Why is it important that TMH is a Comprehensive Stroke Center?

Comprehensive Stroke Centers (CSCs) are the most advanced hospitals for providing stroke care. Not only have they demonstrated excellence at caring for ischemic stroke and administering TPA, Comprehensive Stroke Centers have gone the extra mile to specialize in stroke diagnosis and treatment, including treatment for all forms of stroke. The only facility in Northwest Florida, South Georgia, and Southeast Alabama with Comprehensive Stroke Center services is Tallahassee Memorial Hospital (TMH).

Primary Stroke Centers (PSCs) can be thought of as the minimum requirement for stroke care. PSCs are able to diagnose and treat ischemic stroke. Most PSCs in the region rely on teleneurology, or neurologists available by computer or telephone, to help diagnose and treat patients. Comprehensive Stroke Centers, on the other hand, have in house neurology and neurosurgery services. TMH has 4 employed hospital stroke neurologists as well as 4 board-certified neurosurgeons at Tallahassee Neurological Clinic.

Drs. Lawson and Oliver. Board-certified neurosurgeons with neuroendovascular certification (CAST certification) at the TMH Comprehensive Stroke Center.

Comprehensive Stroke Centers not only provide excellent care for ischemic stroke, but they also provide advanced stroke care services. This includes care for ruptured cerebral aneurysms, AVMs, and other forms of hemorrhagic stroke. CSCs perform cutting edge procedures, such as thrombectomy for ischemic stroke due to large vessel occlusion as well as brain aneurysm treatment.

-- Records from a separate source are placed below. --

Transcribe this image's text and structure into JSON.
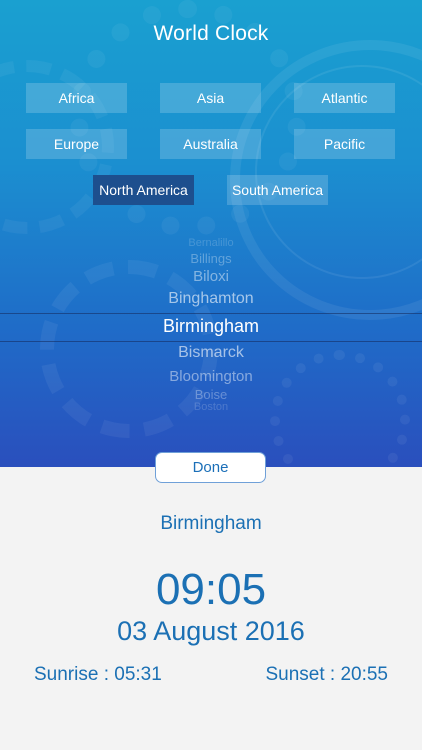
{
  "header": {
    "title": "World Clock"
  },
  "regions": [
    {
      "label": "Africa"
    },
    {
      "label": "Asia"
    },
    {
      "label": "Atlantic"
    },
    {
      "label": "Europe"
    },
    {
      "label": "Australia"
    },
    {
      "label": "Pacific"
    },
    {
      "label": "North America",
      "selected": true
    },
    {
      "label": "South America"
    }
  ],
  "picker": {
    "items": [
      "Bernalillo",
      "Billings",
      "Biloxi",
      "Binghamton",
      "Birmingham",
      "Bismarck",
      "Bloomington",
      "Boise",
      "Boston"
    ],
    "selected": "Birmingham"
  },
  "done_label": "Done",
  "result": {
    "city": "Birmingham",
    "time": "09:05",
    "date": "03 August 2016",
    "sunrise": "Sunrise : 05:31",
    "sunset": "Sunset : 20:55"
  },
  "colors": {
    "accent": "#1b70b4",
    "selected_region": "#1d4f8e"
  }
}
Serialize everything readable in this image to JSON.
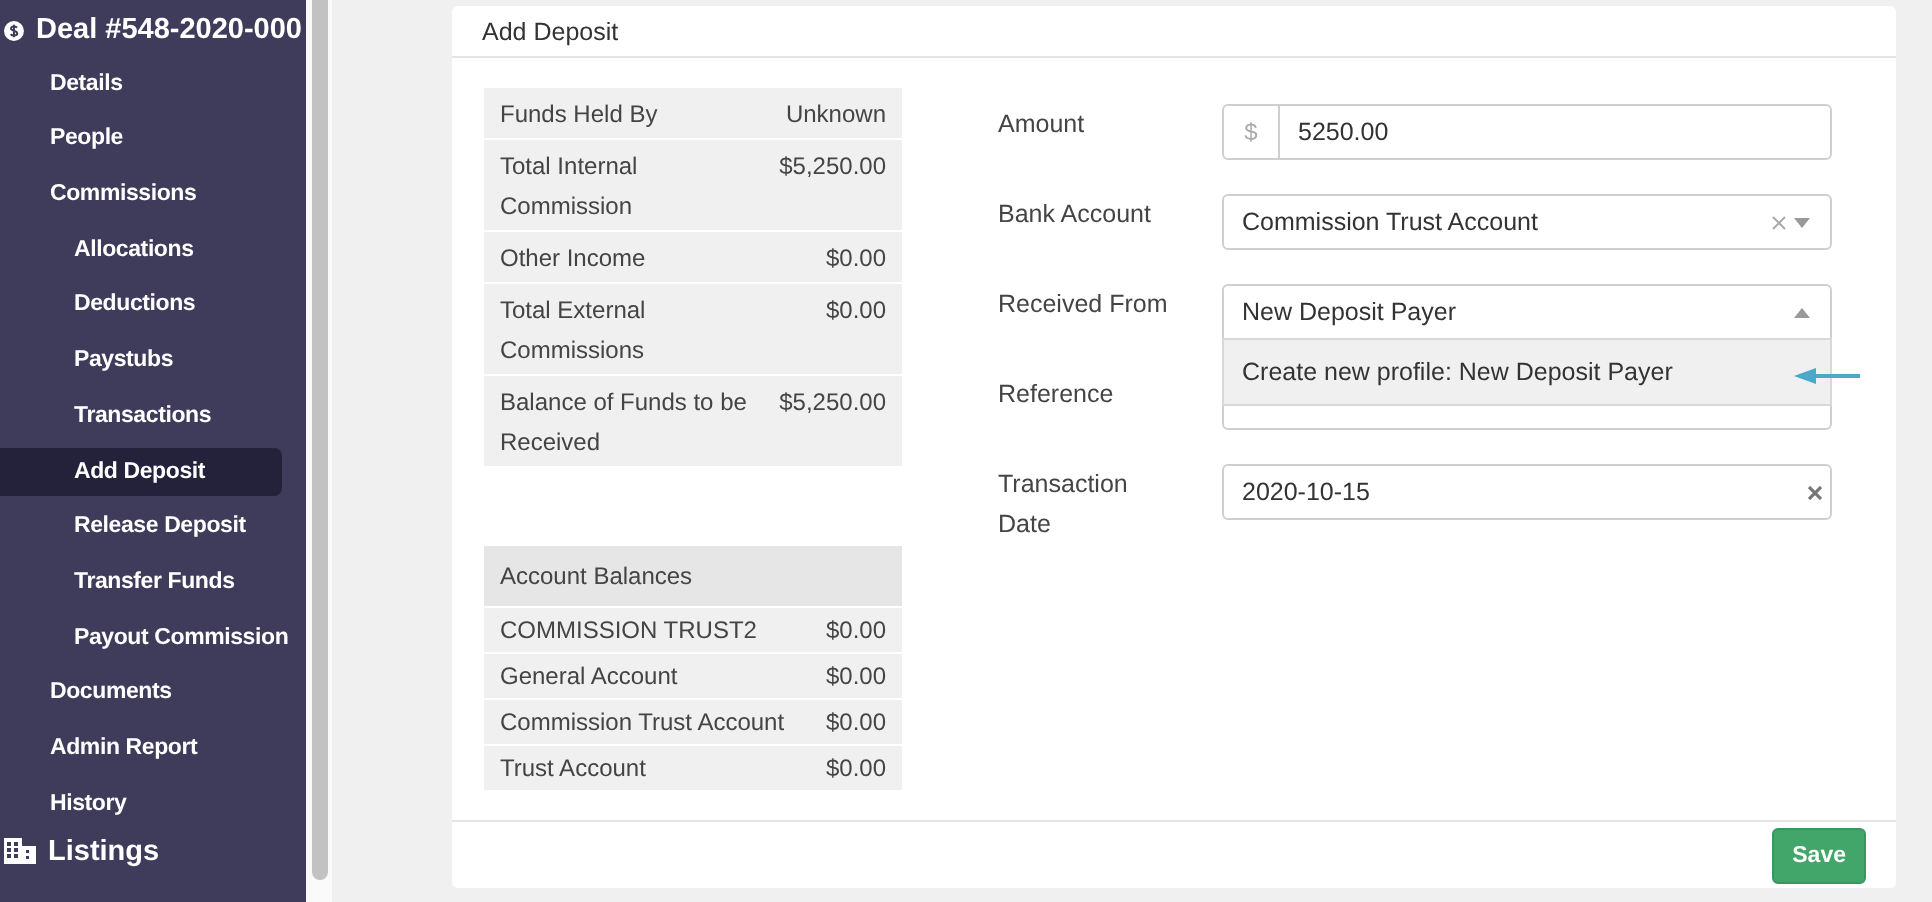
{
  "sidebar": {
    "title": "Deal #548-2020-000",
    "items": [
      {
        "label": "Details",
        "selected": false
      },
      {
        "label": "People",
        "selected": false
      },
      {
        "label": "Commissions",
        "selected": false,
        "children": [
          {
            "label": "Allocations",
            "selected": false
          },
          {
            "label": "Deductions",
            "selected": false
          },
          {
            "label": "Paystubs",
            "selected": false
          },
          {
            "label": "Transactions",
            "selected": false
          },
          {
            "label": "Add Deposit",
            "selected": true
          },
          {
            "label": "Release Deposit",
            "selected": false
          },
          {
            "label": "Transfer Funds",
            "selected": false
          },
          {
            "label": "Payout Commission",
            "selected": false
          }
        ]
      },
      {
        "label": "Documents",
        "selected": false
      },
      {
        "label": "Admin Report",
        "selected": false
      },
      {
        "label": "History",
        "selected": false
      }
    ],
    "section": "Listings"
  },
  "card": {
    "title": "Add Deposit",
    "funds_table": [
      {
        "label": "Funds Held By",
        "value": "Unknown"
      },
      {
        "label": "Total Internal Commission",
        "value": "$5,250.00"
      },
      {
        "label": "Other Income",
        "value": "$0.00"
      },
      {
        "label": "Total External Commissions",
        "value": "$0.00"
      },
      {
        "label": "Balance of Funds to be Received",
        "value": "$5,250.00"
      }
    ],
    "balances_table": {
      "header": "Account Balances",
      "rows": [
        {
          "label": "COMMISSION TRUST2",
          "value": "$0.00"
        },
        {
          "label": "General Account",
          "value": "$0.00"
        },
        {
          "label": "Commission Trust Account",
          "value": "$0.00"
        },
        {
          "label": "Trust Account",
          "value": "$0.00"
        }
      ]
    },
    "fields": [
      {
        "label": "Amount",
        "kind": "prefixed",
        "prefix": "$",
        "value": "5250.00"
      },
      {
        "label": "Bank Account",
        "kind": "select",
        "value": "Commission Trust Account",
        "expanded": false
      },
      {
        "label": "Received From",
        "kind": "combo",
        "value": "New Deposit Payer",
        "expanded": true,
        "options": [
          "Create new profile: New Deposit Payer"
        ]
      },
      {
        "label": "Reference",
        "kind": "text"
      },
      {
        "label": "Transaction Date",
        "kind": "date",
        "value": "2020-10-15"
      }
    ],
    "save_button": "Save"
  }
}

They generally qualify as high volume treatment centers for aneurysmal subarachnoid hemorrhage, which means they generally have better outcomes than other centers that treat brain aneurysms.

Dr. Lawson was one of the first 50 individuals certified in Neuroendovascular Surgery by the Society of Neurological Surgeons.

Endovascular Neurosurgery (also known as Neuroendovascular Surgery or Neurointerventional Surgery) is a cornerstone in the Comprehensive Stroke Center model of care. At TMH we have two board-certified neurosurgeons, Drs. Lawson and Oliver, who are also certified in Neuroendovascular Surgery by the Society of Neurological Surgeons (CAST Certification). TMH is the only facility in the region with such highly trained and experienced neurosurgeons. The CAST Neuroendovascular Certification is generally accepted as the highest level of certification for Neuroendovascular Surgery, and the Society of Neurointerventional Surgery endorses this CAST certification. No other physicians in the area have this certification, including those in Pensacola, FL, and Dothan, AL.

Drs. Lawson and Oliver are partners at Tallahassee Neurological Clinic, a multispecialty group practice of neurosurgeons, neurologists, and pain management physicians. Dr. Lawson has been in practice in Tallahassee since 2012, and he was the first neurosurgeon in the region to perform brain aneurysm coiling or thrombectomy for the treatment of acute stroke. He helped establish the TMH Neuroendovascular Lab and the TMH Comprehensive Stroke Center. Dr. Oliver joined Dr. Lawson in 2013. As of now they share call for Neuroendovascular services for the region. In 2017, we expect another endovascular neurosurgeon to begin in Tallahassee.

Fig. 1. Right MCA aneurysm prior to treatment.
Fig. 2. Right MCA aneurysm at 6 months post treatment with a novel stent, placed at the TMH Comprehensive Stroke Center.

The neurosurgeons at TNC have a robust neurosurgical research component that includes research in stroke and brain aneurysm treatment. Neuroendovascular Surgery is a rapidly evolving field, and devices that were made just 10 years ago are now obsolete. Drs. Lawson and Oliver are active in Neuroendovascular research and have several open trials for novel devices and treatments. We feel that offering access to cutting edge medical research is a key component to a successful Comprehensive Stroke Center.

For more information about the TMH Comprehensive Stroke Center, click here.